The study aimed to assess whether the 12-lead ECG-derived ventricular gradient, a vectorial representation of ventricular action potential duration heterogeneity directed toward the area of shortest action potential duration, can improve ECG diagnosis of chronic right ventricular (RV) pressure load. ECGs from 72 pulmonary arterial hypertension patients recorded <30 days before onset of therapy were compared with ECGs from matched healthy control subjects (n = 144). Conventional ECG criteria for increased RV pressure load were compared with the ventricular gradient. In 38 patients a cardiac magnetic resonance (CMR) study had been performed within 24 h of the ECG. By multivariable analysis, combined use of conventional ECG parameters (rsr′ or rsR′ in V1, R/S > 1 with R > 0.5 mV in V1, and QRS axis >90°) had a sensitivity of 89% and a specificity of 93% for presence of chronic RV pressure load. However, the ventricular gradient not only had a higher diagnostic accuracy for chronic RV pressure load by receiver operating characteristic analysis [areas under the curve (AUC) = 0.993, SE 0.004 vs. AUC = 0.945, SE 0.021, P < 0.05], but also discriminated between mild-to-moderate and severe RV pressure load. CMR identified an inverse relation between the ventricular gradient and RV mass, and a trend toward a similar relation with RV volume. In conclusion, chronically increased RV pressure load is electrocardiographically reflected by an altered ventricular gradient associated with RV remodeling-related changes in ventricular action potential duration heterogeneity. The use of the ventricular gradient allows ECG detection of even mildly increased RV pressure load. Copyright © 2008 the American Physiological Society.
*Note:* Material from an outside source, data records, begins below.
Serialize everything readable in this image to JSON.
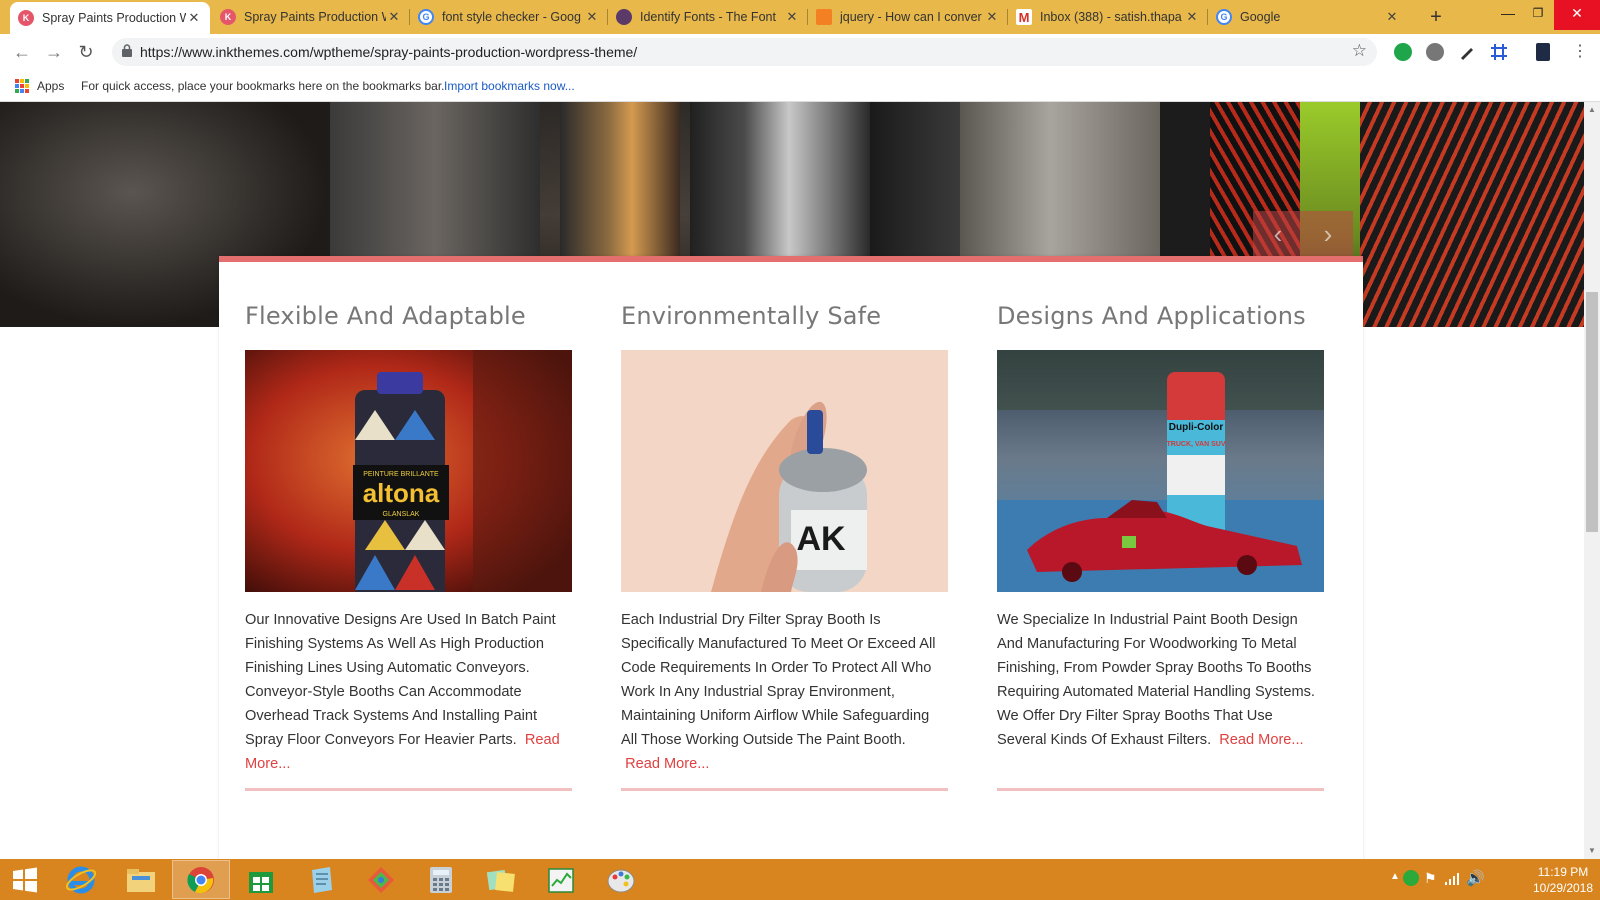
{
  "browser": {
    "tabs": [
      {
        "title": "Spray Paints Production W",
        "favicon": "inkthemes-icon",
        "active": true
      },
      {
        "title": "Spray Paints Production W",
        "favicon": "inkthemes-icon",
        "active": false
      },
      {
        "title": "font style checker - Goog",
        "favicon": "google-icon",
        "active": false
      },
      {
        "title": "Identify Fonts - The Font",
        "favicon": "fontsquirrel-icon",
        "active": false
      },
      {
        "title": "jquery - How can I conver",
        "favicon": "stackoverflow-icon",
        "active": false
      },
      {
        "title": "Inbox (388) - satish.thapa",
        "favicon": "gmail-icon",
        "active": false
      },
      {
        "title": "Google",
        "favicon": "google-icon",
        "active": false
      }
    ],
    "url": "https://www.inkthemes.com/wptheme/spray-paints-production-wordpress-theme/",
    "bookmarks": {
      "apps_label": "Apps",
      "hint": "For quick access, place your bookmarks here on the bookmarks bar.",
      "import_link": "Import bookmarks now..."
    }
  },
  "page": {
    "accent_color": "#e56e6e",
    "columns": [
      {
        "heading": "Flexible And Adaptable",
        "image": "spray-can-altona-image",
        "image_label_1": "PEINTURE BRILLANTE",
        "image_label_2": "altona",
        "image_label_3": "GLANSLAK",
        "body": "Our Innovative Designs Are Used In Batch Paint Finishing Systems As Well As High Production Finishing Lines Using Automatic Conveyors. Conveyor-Style Booths Can Accommodate Overhead Track Systems And Installing Paint Spray Floor Conveyors For Heavier Parts.",
        "read_more": "Read More..."
      },
      {
        "heading": "Environmentally Safe",
        "image": "hand-spraying-can-image",
        "image_label_1": "AK",
        "body": "Each Industrial Dry Filter Spray Booth Is Specifically Manufactured To Meet Or Exceed All Code Requirements In Order To Protect All Who Work In Any Industrial Spray Environment, Maintaining Uniform Airflow While Safeguarding All Those Working Outside The Paint Booth.",
        "read_more": "Read More..."
      },
      {
        "heading": "Designs And Applications",
        "image": "dupli-color-can-car-model-image",
        "image_label_1": "Dupli-Color",
        "image_label_2": "TRUCK, VAN SUV",
        "body": "We Specialize In Industrial Paint Booth Design And Manufacturing For Woodworking To Metal Finishing, From Powder Spray Booths To Booths Requiring Automated Material Handling Systems. We Offer Dry Filter Spray Booths That Use Several Kinds Of Exhaust Filters.",
        "read_more": "Read More..."
      }
    ]
  },
  "taskbar": {
    "items": [
      "start-icon",
      "internet-explorer-icon",
      "file-explorer-icon",
      "chrome-icon",
      "store-icon",
      "notepad-icon",
      "paint-app-icon",
      "calculator-icon",
      "sticky-notes-icon",
      "task-manager-icon",
      "paint-palette-icon"
    ],
    "time": "11:19 PM",
    "date": "10/29/2018"
  }
}
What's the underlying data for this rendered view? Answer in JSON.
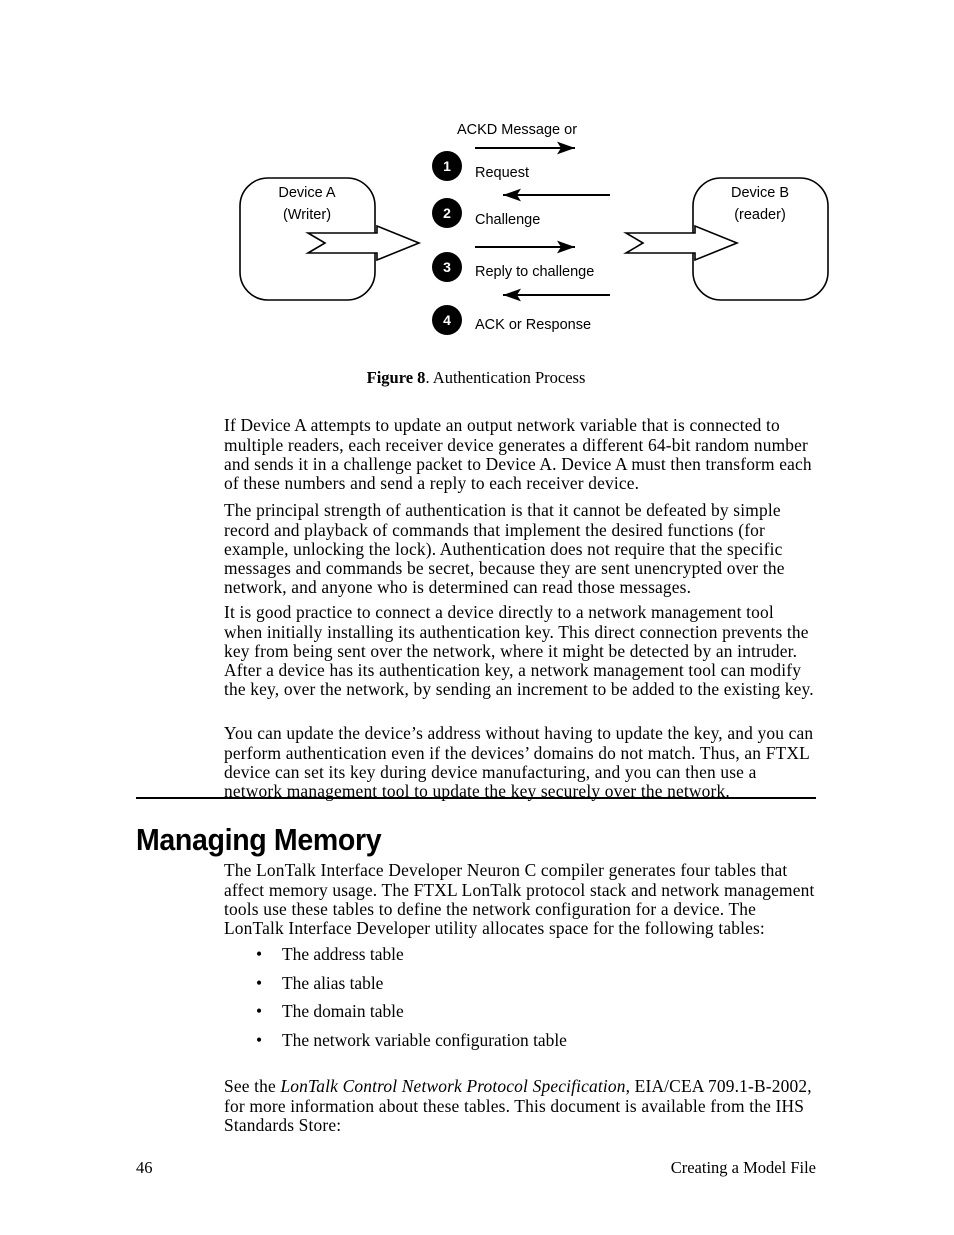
{
  "document": {
    "page_number": "46",
    "footer_section": "Creating a Model File"
  },
  "figure": {
    "caption_label": "Figure 8",
    "caption_text": ". Authentication Process",
    "header_note": "ACKD Message or",
    "device_a": {
      "line1": "Device A",
      "line2": "(Writer)"
    },
    "device_b": {
      "line1": "Device B",
      "line2": "(reader)"
    },
    "steps": [
      {
        "number": "1",
        "label": "Request",
        "direction": "right"
      },
      {
        "number": "2",
        "label": "Challenge",
        "direction": "left"
      },
      {
        "number": "3",
        "label": "Reply to challenge",
        "direction": "right"
      },
      {
        "number": "4",
        "label": "ACK or Response",
        "direction": "left"
      }
    ]
  },
  "body": {
    "para1": "If Device A attempts to update an output network variable that is connected to multiple readers, each receiver device generates a different 64-bit random number and sends it in a challenge packet to Device A.  Device A must then transform each of these numbers and send a reply to each receiver device.",
    "para2": "The principal strength of authentication is that it cannot be defeated by simple record and playback of commands that implement the desired functions (for example, unlocking the lock).  Authentication does not require that the specific messages and commands be secret, because they are sent unencrypted over the network, and anyone who is determined can read those messages.",
    "para3": "It is good practice to connect a device directly to a network management tool when initially installing its authentication key.  This direct connection prevents the key from being sent over the network, where it might be detected by an intruder.  After a device has its authentication key, a network management tool can modify the key, over the network, by sending an increment to be added to the existing key.",
    "para4": "You can update the device’s address without having to update the key, and you can perform authentication even if the devices’ domains do not match.  Thus, an FTXL device can set its key during device manufacturing, and you can then use a network management tool to update the key securely over the network."
  },
  "section": {
    "heading": "Managing Memory",
    "intro_para": "The LonTalk Interface Developer Neuron C compiler generates four tables that affect memory usage.  The FTXL LonTalk protocol stack and network management tools use these tables to define the network configuration for a device.  The LonTalk Interface Developer utility allocates space for the following tables:",
    "bullets": [
      "The address table",
      "The alias table",
      "The domain table",
      "The network variable configuration table"
    ],
    "bullet_glyph": "•",
    "closing_prefix": "See the ",
    "closing_italic": "LonTalk Control Network Protocol Specification",
    "closing_suffix": ", EIA/CEA 709.1-B-2002, for more information about these tables.  This document is available from the IHS Standards Store:"
  },
  "colors": {
    "ink": "#000000",
    "page": "#ffffff",
    "circle_fill": "#000000",
    "circle_text": "#ffffff"
  }
}
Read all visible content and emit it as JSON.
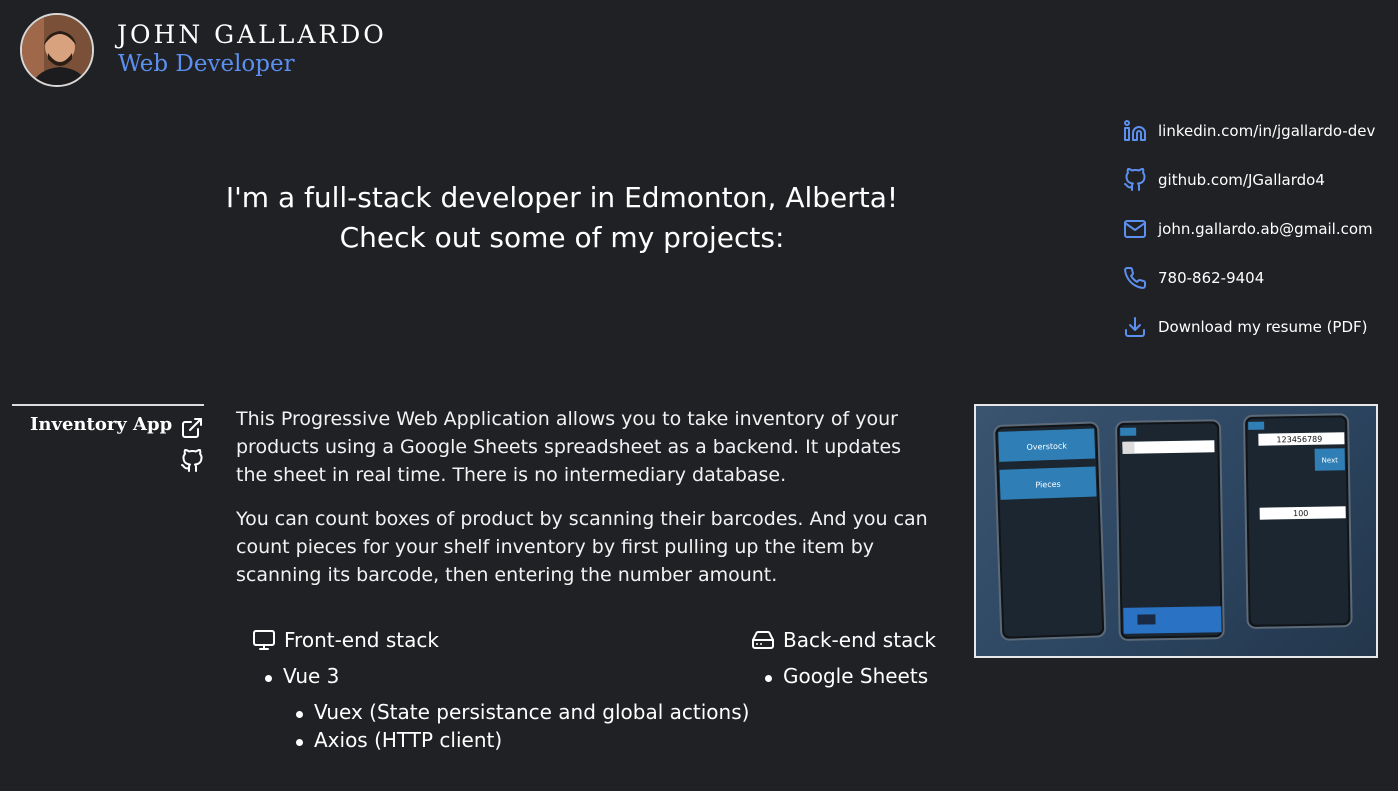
{
  "header": {
    "name": "JOHN GALLARDO",
    "role": "Web Developer"
  },
  "contacts": [
    {
      "icon": "linkedin-icon",
      "text": "linkedin.com/in/jgallardo-dev"
    },
    {
      "icon": "github-icon",
      "text": "github.com/JGallardo4"
    },
    {
      "icon": "mail-icon",
      "text": "john.gallardo.ab@gmail.com"
    },
    {
      "icon": "phone-icon",
      "text": "780-862-9404"
    },
    {
      "icon": "download-icon",
      "text": "Download my resume (PDF)"
    }
  ],
  "intro": {
    "line1": "I'm a full-stack developer in Edmonton, Alberta!",
    "line2": "Check out some of my projects:"
  },
  "project": {
    "title": "Inventory App",
    "description": [
      "This Progressive Web Application allows you to take inventory of your products using a Google Sheets spreadsheet as a backend. It updates the sheet in real time. There is no intermediary database.",
      "You can count boxes of product by scanning their barcodes. And you can count pieces for your shelf inventory by first pulling up the item by scanning its barcode, then entering the number amount."
    ],
    "frontend": {
      "heading": "Front-end stack",
      "items": [
        "Vue 3"
      ],
      "subitems": [
        "Vuex (State persistance and global actions)",
        "Axios (HTTP client)"
      ]
    },
    "backend": {
      "heading": "Back-end stack",
      "items": [
        "Google Sheets"
      ]
    },
    "screenshot": {
      "btn_overstock": "Overstock",
      "btn_pieces": "Pieces",
      "scan_value": "123456789",
      "next_label": "Next",
      "qty_value": "100"
    }
  },
  "colors": {
    "background": "#202124",
    "accent": "#5b8ff0",
    "text": "#ffffff"
  }
}
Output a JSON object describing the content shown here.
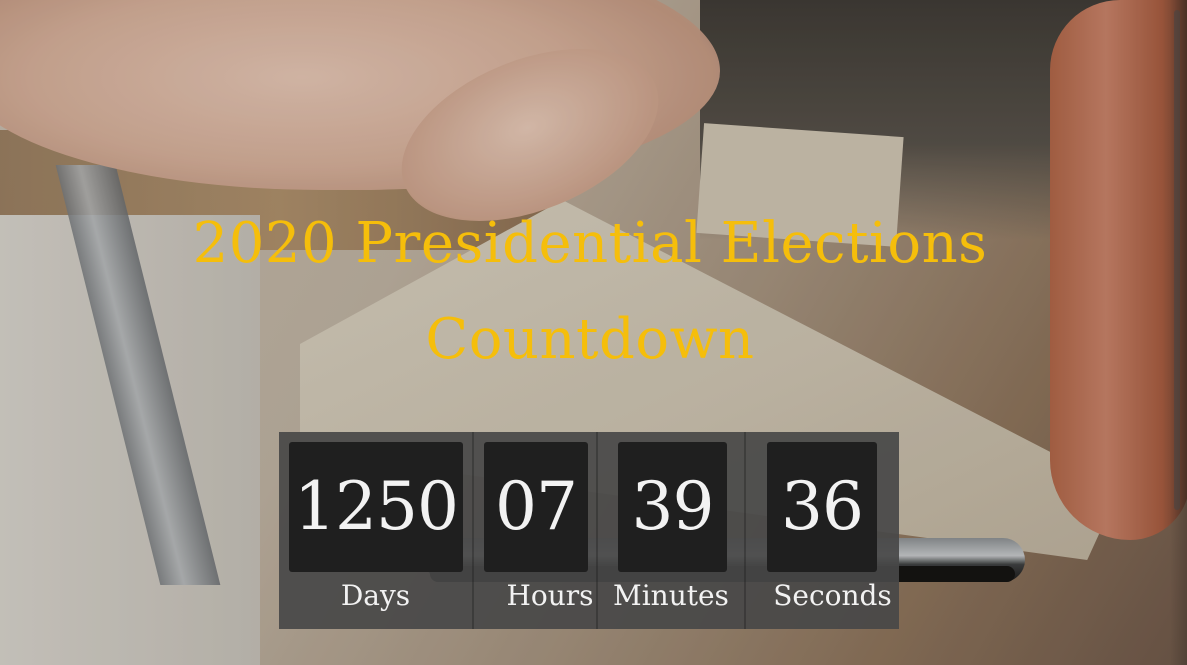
{
  "hero": {
    "title_line1": "2020 Presidential Elections",
    "title_line2": "Countdown",
    "title_color": "#f5be0b"
  },
  "countdown": {
    "units": [
      {
        "value": "1250",
        "label": "Days"
      },
      {
        "value": "07",
        "label": "Hours"
      },
      {
        "value": "39",
        "label": "Minutes"
      },
      {
        "value": "36",
        "label": "Seconds"
      }
    ]
  }
}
|Journal||American Journal of Physiology. Heart and Circulatory Physiology|
|Publication status||Published - 2008|
Henkens, I. R., Mouchaers, K. T. B., Vonk Noordegraaf, A., Boonstra, A., Swenne, C. A., Maan, A. C., ... Vliegen, H. W. (2008). Improved ECG detection of presence and severity of right ventricular pressure load validated with cardiac magnetic resonance imaging. American Journal of Physiology. Heart and Circulatory Physiology, 294(5), H2150-H2157. https://doi.org/10.1152/ajpheart.01312.2007